Not to stop there. Newfoundland is generally seen as one of Canada’s oldest settlements, but only to those whose conception of Canada begins with contact, a situation that lead to the elimination of one of the island’s indigenous populations, the Beothuks, extinct by 1823. Haida Gwaii, with its “new” name, is little over a month old, yet many continue to think of Canada’s First Nations peoples as belonging to time immemorial, just as many think of Haida Gwaii as a series of islands comprised wholly of Haida. What better way to further subjugate a people than to reduce their histories to an immutable essence. I say this with the knowledge that although the rights of Canada’s First Nations peoples are entrenched in our constitution, they remain conveniently undefined.

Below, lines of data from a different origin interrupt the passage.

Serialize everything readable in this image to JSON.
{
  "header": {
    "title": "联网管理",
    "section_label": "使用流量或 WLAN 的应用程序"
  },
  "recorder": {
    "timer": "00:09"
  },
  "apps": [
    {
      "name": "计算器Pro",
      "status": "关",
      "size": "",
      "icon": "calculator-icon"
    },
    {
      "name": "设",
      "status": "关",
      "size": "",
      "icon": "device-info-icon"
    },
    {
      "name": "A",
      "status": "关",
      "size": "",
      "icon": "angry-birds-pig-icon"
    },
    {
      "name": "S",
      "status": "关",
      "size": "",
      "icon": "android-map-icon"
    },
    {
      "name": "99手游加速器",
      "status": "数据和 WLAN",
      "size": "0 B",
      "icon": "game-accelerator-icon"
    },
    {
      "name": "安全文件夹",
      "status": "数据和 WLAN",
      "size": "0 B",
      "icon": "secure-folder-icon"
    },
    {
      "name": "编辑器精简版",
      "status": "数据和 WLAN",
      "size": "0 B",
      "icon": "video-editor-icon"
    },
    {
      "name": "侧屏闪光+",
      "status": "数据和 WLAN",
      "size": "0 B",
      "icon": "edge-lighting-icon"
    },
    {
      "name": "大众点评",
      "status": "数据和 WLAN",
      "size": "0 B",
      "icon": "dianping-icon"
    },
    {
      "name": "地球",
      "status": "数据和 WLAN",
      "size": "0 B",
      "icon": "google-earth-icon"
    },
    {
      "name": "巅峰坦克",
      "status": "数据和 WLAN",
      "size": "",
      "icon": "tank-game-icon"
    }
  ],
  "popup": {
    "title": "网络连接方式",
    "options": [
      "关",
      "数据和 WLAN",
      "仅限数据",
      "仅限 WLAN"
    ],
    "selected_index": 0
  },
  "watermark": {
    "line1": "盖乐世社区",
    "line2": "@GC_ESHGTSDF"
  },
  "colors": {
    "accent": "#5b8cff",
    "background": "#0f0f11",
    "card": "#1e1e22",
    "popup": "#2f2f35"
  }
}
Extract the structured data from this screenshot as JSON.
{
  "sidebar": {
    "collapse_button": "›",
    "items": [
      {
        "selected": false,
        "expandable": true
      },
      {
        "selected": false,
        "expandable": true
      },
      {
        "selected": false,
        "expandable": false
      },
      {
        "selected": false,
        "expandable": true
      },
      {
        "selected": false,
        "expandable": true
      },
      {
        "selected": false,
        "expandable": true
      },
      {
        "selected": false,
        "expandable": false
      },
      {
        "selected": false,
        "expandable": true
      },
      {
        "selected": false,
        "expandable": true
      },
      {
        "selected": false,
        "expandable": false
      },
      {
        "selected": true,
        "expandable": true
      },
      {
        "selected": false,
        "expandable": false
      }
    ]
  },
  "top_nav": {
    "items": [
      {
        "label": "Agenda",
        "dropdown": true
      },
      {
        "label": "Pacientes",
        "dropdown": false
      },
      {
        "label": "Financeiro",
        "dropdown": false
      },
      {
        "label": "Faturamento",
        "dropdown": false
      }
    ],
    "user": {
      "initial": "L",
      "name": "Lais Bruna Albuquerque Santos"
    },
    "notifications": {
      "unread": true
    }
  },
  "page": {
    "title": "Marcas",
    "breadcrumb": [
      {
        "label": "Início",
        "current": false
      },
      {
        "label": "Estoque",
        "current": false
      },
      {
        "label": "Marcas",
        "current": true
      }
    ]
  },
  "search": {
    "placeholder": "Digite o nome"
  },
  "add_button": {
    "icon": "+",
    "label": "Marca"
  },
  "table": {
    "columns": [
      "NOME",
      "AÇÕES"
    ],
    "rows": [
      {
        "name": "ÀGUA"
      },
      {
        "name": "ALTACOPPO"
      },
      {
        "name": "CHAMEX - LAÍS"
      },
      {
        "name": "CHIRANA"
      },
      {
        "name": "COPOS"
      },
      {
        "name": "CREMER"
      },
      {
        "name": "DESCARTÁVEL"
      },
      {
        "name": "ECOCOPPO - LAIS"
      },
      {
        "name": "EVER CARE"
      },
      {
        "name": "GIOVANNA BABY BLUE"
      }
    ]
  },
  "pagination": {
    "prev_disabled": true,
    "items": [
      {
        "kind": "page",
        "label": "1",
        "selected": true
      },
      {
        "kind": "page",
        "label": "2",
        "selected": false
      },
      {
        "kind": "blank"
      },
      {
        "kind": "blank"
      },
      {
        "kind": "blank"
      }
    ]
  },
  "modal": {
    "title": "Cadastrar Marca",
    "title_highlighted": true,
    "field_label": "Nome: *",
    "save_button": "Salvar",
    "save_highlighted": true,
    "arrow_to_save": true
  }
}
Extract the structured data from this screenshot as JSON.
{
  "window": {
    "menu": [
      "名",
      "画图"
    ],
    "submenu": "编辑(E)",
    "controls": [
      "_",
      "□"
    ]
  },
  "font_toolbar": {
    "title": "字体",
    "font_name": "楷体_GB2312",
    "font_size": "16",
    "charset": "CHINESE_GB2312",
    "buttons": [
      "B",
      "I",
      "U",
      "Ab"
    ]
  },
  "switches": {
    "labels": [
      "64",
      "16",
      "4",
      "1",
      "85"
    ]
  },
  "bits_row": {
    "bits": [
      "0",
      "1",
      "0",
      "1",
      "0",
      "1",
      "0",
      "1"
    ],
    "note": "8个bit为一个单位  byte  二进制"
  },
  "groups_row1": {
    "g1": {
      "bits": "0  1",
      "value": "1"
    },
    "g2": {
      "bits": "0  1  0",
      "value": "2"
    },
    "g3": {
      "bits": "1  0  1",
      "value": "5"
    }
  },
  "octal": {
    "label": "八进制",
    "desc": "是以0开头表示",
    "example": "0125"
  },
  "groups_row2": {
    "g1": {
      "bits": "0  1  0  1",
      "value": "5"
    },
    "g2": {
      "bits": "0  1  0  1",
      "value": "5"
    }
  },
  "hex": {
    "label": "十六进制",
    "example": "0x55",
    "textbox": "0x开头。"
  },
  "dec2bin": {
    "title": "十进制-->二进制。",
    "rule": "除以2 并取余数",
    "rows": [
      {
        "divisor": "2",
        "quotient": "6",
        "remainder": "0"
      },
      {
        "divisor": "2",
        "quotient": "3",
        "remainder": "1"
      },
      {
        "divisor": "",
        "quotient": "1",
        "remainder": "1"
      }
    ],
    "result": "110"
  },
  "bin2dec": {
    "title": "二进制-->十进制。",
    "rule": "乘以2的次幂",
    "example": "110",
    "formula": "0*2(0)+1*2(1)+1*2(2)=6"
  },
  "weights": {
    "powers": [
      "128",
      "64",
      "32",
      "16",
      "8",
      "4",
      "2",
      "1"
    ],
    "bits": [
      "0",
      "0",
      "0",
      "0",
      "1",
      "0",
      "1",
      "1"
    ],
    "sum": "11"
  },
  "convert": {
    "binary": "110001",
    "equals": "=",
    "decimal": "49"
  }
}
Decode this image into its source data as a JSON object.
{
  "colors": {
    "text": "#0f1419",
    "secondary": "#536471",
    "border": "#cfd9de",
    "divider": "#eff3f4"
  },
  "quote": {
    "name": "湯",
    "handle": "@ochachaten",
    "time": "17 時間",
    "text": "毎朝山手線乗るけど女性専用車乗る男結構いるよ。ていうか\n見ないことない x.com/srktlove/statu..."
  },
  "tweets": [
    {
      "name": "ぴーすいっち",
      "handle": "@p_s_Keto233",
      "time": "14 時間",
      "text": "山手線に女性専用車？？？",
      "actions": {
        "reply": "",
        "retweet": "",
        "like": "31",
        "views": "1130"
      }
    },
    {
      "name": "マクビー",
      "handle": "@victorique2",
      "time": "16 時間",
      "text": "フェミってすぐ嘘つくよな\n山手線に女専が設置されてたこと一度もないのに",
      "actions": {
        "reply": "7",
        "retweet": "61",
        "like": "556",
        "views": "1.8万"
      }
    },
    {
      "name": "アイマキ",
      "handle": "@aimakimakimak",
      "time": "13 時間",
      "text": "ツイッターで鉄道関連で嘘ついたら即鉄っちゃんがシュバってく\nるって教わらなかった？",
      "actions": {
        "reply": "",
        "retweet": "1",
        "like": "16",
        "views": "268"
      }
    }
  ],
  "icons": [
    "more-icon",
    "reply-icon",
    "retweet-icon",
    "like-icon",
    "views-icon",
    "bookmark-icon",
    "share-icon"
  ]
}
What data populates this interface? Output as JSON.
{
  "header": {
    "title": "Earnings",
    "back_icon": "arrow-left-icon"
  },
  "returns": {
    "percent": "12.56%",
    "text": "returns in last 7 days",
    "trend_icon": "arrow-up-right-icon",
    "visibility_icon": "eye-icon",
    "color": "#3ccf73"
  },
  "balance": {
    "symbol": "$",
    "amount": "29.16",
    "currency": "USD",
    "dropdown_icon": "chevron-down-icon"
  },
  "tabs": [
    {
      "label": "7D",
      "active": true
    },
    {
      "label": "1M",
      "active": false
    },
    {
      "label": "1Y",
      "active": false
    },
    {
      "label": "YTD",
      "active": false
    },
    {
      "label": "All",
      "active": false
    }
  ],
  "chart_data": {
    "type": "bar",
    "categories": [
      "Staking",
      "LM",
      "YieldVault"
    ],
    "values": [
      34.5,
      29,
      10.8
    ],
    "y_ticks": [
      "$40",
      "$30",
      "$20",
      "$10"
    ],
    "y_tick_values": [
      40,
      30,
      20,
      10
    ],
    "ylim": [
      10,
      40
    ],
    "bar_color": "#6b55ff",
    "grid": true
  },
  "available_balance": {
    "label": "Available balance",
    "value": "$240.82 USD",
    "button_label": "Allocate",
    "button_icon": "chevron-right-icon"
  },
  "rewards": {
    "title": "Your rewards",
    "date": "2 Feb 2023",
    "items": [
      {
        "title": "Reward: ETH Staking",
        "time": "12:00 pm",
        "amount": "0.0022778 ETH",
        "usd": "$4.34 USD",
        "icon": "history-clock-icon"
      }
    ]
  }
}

Everything I have written thus far has been written in advance of Pacific Coastline’s July 30th 8:20AM flight to Masset, Haida Gwaii, where I have been invited by the islands’ arts council to read -- first at Howler’s Pub, in Queen Charlotte City, then at the Tllel Fall Fair. Arts organizers have told me that I can go “all out” at Howlers, but that Tlell’s negative thematic (“no sex, no drugs, no alcohol”) implies a family atmosphere. Already I sense the arts council’s disappointment, for the material I want to bring with me is neither incendiary nor kid-friendly. Perhaps I will write something once there.

Sunday, July 4, 2010

“Common sense is the collection of prejudices acquired by age eighteen," said Albert Einstein

Saturday, July 3, 2010

“Everybody gets so much information all day long that they lose their common sense," said Gertrude Stein.

Friday, July 2, 2010

Twenty years after writing his imagist "In a Station of the Metro", Pound, who was by then living in Italy, presented Mussolini with a copy of his XXX Cantos, to which the dictator said, “How amusing.”

But Pound must have made an impression, for nine years later, with the United States a full-patch member of the Second World War, Mussolini asked the poet if he might try his hand at radio.

Below is what you might have heard during an Ezra Pound broadcast (note the Gertrude Stein influence):

"Every man of common sense, including the odd British MP, knows that every man of common sense prefers Fascism to Communism, from the moment that he learns a few concrete facts about both of them."

Thursday, July 1, 2010

I have taken the Paris Metro. During my first visit, in October 1980, it was not the train to St. Cyr I was looking for, but this:

(Ezra Pound)

The apparition of these faces in the crowd ;
Petals on a wet, black bough.